When you think of the French Huguenots you automatically think of Franschhoek surrounded by mountains, greenery, and vineyards. And wine, let’s not forget the wine. So try and imagine then a memorial to the French Huguenots in the Karoo Heartland town of Graaff-Reinet.
On 31 December 1687 the first group of Huguenots set sail from France as part of a large-scale emigration of Huguenots to the Cape of Good Hope due to religious persecution. About 350 Huguenots eventually settled at the Cape of Good Hope. The Huguenots were settled in the Oliphantshoek Valley and established farms and businesses, bringing with them their French culture and experience in agriculture. The name of the area soon changed to le Coin Français (“the French Corner”), and later to Franschhoek (Dutch for “French Corner”), with many of the settlers naming their new farms after the areas in France from which they came.
In 1988 South Africa celebrated the 300th anniversary of the arrival of the French Huguenots in the country. To mark this occasion a small monument in the form of a pyramid was erected in Church Square in Graaff-Reinet.

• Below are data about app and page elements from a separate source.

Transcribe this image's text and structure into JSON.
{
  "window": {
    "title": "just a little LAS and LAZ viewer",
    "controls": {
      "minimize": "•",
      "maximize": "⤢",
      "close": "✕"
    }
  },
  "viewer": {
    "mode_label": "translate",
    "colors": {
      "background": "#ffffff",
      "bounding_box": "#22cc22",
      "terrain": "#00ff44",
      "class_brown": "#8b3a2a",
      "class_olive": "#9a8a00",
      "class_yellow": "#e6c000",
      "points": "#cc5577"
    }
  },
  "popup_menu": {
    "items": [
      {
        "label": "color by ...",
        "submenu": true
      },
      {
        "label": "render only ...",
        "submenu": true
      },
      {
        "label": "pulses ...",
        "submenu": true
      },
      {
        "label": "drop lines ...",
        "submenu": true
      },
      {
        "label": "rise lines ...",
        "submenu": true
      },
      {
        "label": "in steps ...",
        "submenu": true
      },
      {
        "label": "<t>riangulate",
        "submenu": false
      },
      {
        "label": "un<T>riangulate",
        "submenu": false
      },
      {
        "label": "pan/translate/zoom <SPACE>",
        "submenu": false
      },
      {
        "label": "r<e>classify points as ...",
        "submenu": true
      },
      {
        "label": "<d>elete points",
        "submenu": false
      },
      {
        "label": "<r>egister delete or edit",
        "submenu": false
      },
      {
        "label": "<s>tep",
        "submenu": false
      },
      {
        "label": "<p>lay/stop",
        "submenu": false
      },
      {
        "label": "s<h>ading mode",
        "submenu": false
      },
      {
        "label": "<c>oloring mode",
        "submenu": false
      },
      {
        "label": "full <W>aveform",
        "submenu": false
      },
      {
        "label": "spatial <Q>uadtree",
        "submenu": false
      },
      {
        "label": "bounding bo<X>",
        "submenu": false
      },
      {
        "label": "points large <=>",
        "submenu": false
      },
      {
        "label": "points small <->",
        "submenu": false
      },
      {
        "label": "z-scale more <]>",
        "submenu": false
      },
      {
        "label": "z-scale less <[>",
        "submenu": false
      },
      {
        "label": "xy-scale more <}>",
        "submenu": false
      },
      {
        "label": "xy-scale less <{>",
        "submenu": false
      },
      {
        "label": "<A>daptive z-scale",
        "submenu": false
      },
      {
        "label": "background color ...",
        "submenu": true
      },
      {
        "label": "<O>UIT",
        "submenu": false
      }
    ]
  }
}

The monument stands on the corner of Church and Noord Street behind the Town Hall and displays some of the surnames of the Huguenots that came to South Africa in 1688.
It’s actually amazing how different and non-descript it is when compared to the Huguenot Monument that stands in Franschhoek.